As internally displaced persons reach nearly 1 million in Ethiopia, WHO reinforces medical supplies (09.04.2019)
An estimated 995 559 individuals were displaced by inter-communal clashes across the Gedeo and West Guji zones in February and March.
ADDIS ABABA, Ethiopia, April 9, 2019 – The World Health Organization (WHO) in Ethiopia has dispatched experts and medical supplies in response to the needs of the internally displaced persons in the Gedeo and West Guji zones in Oromia Region and the Southern Nations, Nationalities and Peoples Region (SNNPR).
According to official government reports, an estimated 995 559 individuals were displaced by inter-communal clashes across the Gedeo and West Guji zones in February and March. The Government of Ethiopia appealed in mid-March for support from partners in response to the escalating situation.
In response, WHO sent emergency health kits capable of treating 115 000 people for three months, along with supplementary kits containing medical supplies (gloves, needles, syringes) and drugs for 70 000 people for three months. WHO has also provided kits for treating 250 severe acute malnourished children with medical complications for three months.
The supplies were delivered to Gedeo Zone ahead of an assessment team led by WHO Representative to Ethiopia, Dr Rufaro Chatora, who visited the region to assess the situation. He met with health officials to discuss priority areas for WHO support for the immediate health needs of around 675 737 internally displaced persons scattered in different locations in the zone.

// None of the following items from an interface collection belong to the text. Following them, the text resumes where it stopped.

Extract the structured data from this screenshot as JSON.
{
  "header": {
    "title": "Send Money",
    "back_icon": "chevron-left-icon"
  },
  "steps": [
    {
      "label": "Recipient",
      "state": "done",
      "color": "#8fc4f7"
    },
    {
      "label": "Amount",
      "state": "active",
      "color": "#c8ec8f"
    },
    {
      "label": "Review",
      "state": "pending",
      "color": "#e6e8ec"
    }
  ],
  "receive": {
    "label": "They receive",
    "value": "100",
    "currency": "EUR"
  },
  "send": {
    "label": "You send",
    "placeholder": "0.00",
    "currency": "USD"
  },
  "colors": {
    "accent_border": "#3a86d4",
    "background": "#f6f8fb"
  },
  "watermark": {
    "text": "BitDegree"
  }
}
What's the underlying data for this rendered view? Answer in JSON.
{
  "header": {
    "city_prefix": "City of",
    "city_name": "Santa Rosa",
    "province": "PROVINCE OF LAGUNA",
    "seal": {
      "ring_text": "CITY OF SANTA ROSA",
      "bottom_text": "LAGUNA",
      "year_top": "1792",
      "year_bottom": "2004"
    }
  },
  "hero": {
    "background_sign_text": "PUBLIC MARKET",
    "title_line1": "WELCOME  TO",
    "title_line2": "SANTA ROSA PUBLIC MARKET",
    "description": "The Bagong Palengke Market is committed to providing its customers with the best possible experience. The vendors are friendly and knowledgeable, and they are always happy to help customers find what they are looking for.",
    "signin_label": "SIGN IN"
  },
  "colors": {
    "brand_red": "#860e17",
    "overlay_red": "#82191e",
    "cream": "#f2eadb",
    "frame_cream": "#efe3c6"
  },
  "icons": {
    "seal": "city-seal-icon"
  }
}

“This is a complex humanitarian situation, and WHO has deployed additional capacity of experts to the zones to support the response to the health needs of the displaced and the host communities,” said Dr Chatora. “The response is commendable, but the need is huge and requires the coordinated and rapid response of WHO and other partners.”
The assessment team visited two temporary displaced persons camps in Gedeb woreda (district) and the Gedeb Hospital, where a stabilization centre has been expanded to accommodate the massive increase in cases of severe acute malnutrition. WHO is training 34 health workers in the management of children with severe acute malnutrition with medical complications.
Among the immediate needs in the temporary camps are improvements to the living conditions, access to safe water and sanitation and an immunization campaign (as well in the host communities) to avoid disease outbreaks.
“WHO will coordinate with the Federal Ministry of Health, United Nations agencies, international organizations, NGOs and other partners to strengthen the response, particularly in regard to water, sanitation and hygiene and the vaccination campaigns,” Dr Chatora said.
The Government has deployed 117 health professionals, including physicians, nurses, pharmacists, psychiatrists and epidemiologists, to help alleviate the human resource gap in the response. More staff will be deployed in the coming weeks.
The WHO response team based in Gedeo and West Guji zones will be increased in the coming days to provide continued technical support to the government-led inter-agency rapid response for surveillance and early warning disease outbreak, water-quality assessments, environmental audits, case management and coordination.